▶ **Required work**:
Pick out and copy every line below that has the word "区域健康产业规划".

** Opening Data for the task block **

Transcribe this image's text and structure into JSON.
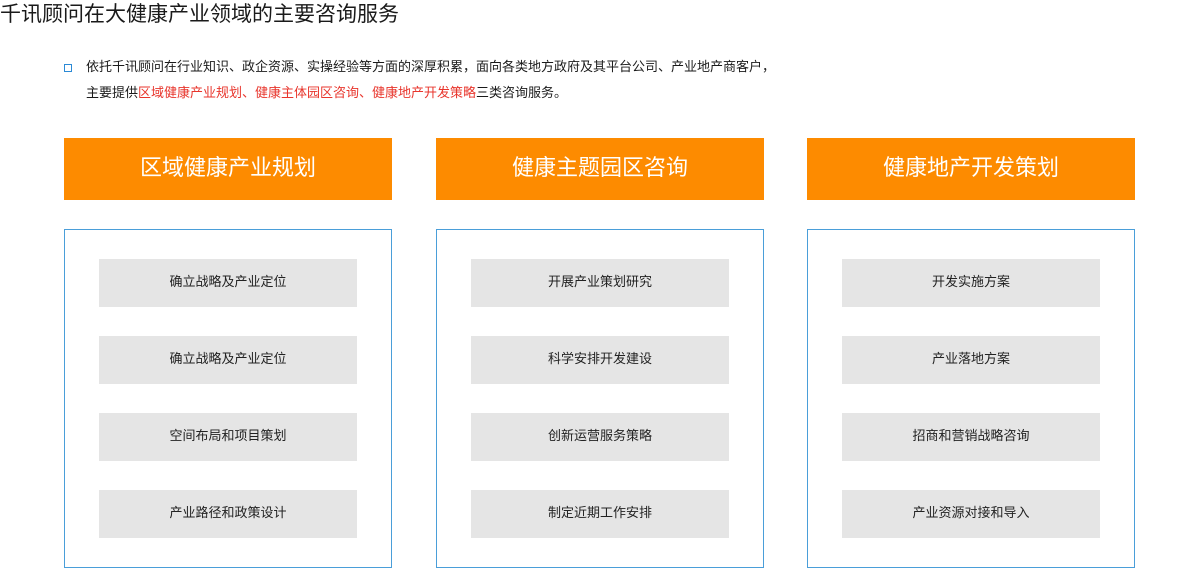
{
  "page": {
    "title": "千讯顾问在大健康产业领域的主要咨询服务"
  },
  "intro": {
    "line1": "依托千讯顾问在行业知识、政企资源、实操经验等方面的深厚积累，面向各类地方政府及其平台公司、产业地产商客户，",
    "line2_prefix": "主要提供",
    "line2_highlight": "区域健康产业规划、健康主体园区咨询、健康地产开发策略",
    "line2_suffix": "三类咨询服务。",
    "highlight_color": "#e8352c",
    "bullet_color": "#2b8ad6"
  },
  "theme": {
    "header_bg": "#fd8b00",
    "box_border": "#4a9ed9",
    "item_bg": "#e5e5e5"
  },
  "columns": [
    {
      "title": "区域健康产业规划",
      "items": [
        "确立战略及产业定位",
        "确立战略及产业定位",
        "空间布局和项目策划",
        "产业路径和政策设计"
      ]
    },
    {
      "title": "健康主题园区咨询",
      "items": [
        "开展产业策划研究",
        "科学安排开发建设",
        "创新运营服务策略",
        "制定近期工作安排"
      ]
    },
    {
      "title": "健康地产开发策划",
      "items": [
        "开发实施方案",
        "产业落地方案",
        "招商和营销战略咨询",
        "产业资源对接和导入"
      ]
    }
  ]
}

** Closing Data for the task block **

▶ **Exercise output**:
    "line2_highlight": "区域健康产业规划、健康主体园区咨询、健康地产开发策略",
      "title": "区域健康产业规划",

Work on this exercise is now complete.